George Zeevering apparently wanted his estate to go to two of his five children. Instead of seeking out an elder law attorney to advise him on drawing up an estate plan, he decided to write his own will. The will gave his pickup truck to his daughter Diane and his summer property to his son Wayne. Mr. Zeevering also wrote in the will that he was intentionally leaving out his other three children.
The problem with the will was that Mr. Zeevering did not specify what to do with the remainder of his estate (called a "residuary clause"). While Mr. Zeevering probably intended that the rest of his estate – which totaled $217,000 – would go to his favorite children, he didn't state that in the will. Because the will had no residuary clause, the remainder of Mr. Zeevering's estate passed under the state law that specifies who inherits when there is no will. Under Pennsylvania law, this meant that the rest of Mr. Zeevering's estate would be divided equally between his five children.
A state court confirmed this result, but only after the children had spent much more in attorney fees than their father would have paid a lawyer to have his will done properly.
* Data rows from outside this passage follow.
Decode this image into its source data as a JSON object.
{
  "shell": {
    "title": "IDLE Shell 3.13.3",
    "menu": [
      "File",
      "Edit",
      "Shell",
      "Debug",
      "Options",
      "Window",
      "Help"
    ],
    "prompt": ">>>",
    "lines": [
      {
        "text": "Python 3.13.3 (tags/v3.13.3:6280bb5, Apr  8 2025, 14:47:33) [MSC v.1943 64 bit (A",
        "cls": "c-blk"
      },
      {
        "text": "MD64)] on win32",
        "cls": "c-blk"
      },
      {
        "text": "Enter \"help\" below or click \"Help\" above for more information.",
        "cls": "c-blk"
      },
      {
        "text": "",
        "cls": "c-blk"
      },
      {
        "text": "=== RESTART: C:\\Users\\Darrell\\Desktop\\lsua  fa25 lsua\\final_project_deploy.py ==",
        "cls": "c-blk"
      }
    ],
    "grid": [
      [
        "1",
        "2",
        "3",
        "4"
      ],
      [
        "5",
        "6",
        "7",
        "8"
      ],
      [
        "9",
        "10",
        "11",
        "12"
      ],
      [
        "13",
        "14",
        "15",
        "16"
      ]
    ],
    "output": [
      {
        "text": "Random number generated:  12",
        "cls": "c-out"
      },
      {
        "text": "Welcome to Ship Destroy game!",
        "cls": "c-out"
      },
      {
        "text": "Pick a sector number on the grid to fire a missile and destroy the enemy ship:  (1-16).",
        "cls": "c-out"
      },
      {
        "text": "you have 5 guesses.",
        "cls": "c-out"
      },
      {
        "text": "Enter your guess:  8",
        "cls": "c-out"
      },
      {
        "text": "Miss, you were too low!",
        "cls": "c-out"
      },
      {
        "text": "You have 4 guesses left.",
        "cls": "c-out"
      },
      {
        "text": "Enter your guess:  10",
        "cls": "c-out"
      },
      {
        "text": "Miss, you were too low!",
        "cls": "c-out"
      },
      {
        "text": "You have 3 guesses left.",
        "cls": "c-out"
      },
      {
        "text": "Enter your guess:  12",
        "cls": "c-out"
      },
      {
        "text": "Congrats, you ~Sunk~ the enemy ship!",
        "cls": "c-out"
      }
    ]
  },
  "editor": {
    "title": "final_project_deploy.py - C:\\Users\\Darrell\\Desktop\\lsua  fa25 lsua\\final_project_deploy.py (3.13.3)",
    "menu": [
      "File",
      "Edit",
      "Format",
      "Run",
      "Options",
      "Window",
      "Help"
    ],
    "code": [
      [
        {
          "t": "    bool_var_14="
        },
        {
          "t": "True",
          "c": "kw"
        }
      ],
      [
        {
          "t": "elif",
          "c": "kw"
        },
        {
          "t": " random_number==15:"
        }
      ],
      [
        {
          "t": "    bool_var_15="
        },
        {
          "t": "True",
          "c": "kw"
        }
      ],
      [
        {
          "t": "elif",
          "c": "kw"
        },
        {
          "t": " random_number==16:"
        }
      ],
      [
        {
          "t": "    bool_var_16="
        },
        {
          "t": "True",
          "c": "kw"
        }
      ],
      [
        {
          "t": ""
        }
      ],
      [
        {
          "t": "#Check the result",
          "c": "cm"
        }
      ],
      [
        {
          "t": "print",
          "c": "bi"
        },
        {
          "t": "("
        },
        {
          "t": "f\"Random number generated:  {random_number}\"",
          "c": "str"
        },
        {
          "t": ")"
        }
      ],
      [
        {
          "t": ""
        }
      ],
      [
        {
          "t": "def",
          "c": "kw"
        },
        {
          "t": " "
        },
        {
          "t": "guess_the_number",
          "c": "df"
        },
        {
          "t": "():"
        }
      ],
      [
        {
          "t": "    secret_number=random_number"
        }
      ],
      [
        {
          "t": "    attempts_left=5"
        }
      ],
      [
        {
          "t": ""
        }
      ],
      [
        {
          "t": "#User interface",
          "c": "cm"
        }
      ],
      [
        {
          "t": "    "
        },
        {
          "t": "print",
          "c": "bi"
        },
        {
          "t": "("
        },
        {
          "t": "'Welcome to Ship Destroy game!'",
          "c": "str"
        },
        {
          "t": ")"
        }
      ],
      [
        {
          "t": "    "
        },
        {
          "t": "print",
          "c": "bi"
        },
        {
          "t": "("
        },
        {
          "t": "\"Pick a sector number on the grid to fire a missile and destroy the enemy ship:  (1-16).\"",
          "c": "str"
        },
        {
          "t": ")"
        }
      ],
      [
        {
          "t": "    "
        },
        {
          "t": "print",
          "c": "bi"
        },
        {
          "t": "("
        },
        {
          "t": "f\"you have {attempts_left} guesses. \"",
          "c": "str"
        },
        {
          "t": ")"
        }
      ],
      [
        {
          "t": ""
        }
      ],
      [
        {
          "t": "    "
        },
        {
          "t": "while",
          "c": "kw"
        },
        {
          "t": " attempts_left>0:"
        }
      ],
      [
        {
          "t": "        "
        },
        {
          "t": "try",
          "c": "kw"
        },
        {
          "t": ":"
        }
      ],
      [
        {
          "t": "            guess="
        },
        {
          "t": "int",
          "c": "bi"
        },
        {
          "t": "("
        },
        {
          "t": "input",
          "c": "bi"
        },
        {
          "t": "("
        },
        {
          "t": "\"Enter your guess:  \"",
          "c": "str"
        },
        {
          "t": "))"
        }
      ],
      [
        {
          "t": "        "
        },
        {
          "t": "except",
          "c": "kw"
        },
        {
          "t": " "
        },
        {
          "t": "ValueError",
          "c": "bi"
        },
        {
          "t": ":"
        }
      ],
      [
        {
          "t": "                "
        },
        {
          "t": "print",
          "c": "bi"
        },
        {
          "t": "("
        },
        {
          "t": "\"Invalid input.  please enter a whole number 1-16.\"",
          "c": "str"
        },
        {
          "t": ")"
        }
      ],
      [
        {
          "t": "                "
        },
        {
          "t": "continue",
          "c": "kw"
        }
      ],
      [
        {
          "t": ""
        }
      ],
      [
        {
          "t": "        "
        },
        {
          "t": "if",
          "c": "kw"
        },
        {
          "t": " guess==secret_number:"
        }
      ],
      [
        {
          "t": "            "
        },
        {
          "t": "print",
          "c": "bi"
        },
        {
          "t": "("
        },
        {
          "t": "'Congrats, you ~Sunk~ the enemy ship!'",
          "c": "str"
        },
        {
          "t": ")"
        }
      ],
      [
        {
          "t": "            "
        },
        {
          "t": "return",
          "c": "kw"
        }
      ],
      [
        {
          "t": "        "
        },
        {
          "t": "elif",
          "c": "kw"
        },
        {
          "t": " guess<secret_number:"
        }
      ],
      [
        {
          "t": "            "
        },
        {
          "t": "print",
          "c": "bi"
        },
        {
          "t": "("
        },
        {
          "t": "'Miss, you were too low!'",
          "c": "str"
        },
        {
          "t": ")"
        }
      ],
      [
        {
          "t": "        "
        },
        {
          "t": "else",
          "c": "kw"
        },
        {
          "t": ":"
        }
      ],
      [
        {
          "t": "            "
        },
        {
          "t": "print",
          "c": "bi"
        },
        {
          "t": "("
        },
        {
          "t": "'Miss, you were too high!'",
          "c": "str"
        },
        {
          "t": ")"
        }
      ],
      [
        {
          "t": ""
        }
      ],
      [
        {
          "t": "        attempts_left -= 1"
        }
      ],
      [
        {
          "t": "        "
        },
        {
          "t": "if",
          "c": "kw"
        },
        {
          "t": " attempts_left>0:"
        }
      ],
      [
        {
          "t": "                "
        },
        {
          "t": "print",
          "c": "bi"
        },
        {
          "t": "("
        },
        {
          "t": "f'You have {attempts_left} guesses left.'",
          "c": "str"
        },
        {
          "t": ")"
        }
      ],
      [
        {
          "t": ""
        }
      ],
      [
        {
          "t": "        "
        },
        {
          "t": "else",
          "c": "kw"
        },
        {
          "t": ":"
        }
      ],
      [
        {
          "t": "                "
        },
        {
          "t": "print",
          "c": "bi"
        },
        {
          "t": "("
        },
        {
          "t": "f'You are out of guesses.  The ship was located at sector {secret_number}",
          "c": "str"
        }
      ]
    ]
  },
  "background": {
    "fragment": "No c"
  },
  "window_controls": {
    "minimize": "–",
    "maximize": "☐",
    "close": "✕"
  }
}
While you may save some money drafting your own will, you are in danger of making mistakes that can cause unneeded conflict and don't get the result you want. Always seek the advice of your elder law attorney before creating an estate plan.
To read more about this case, click here.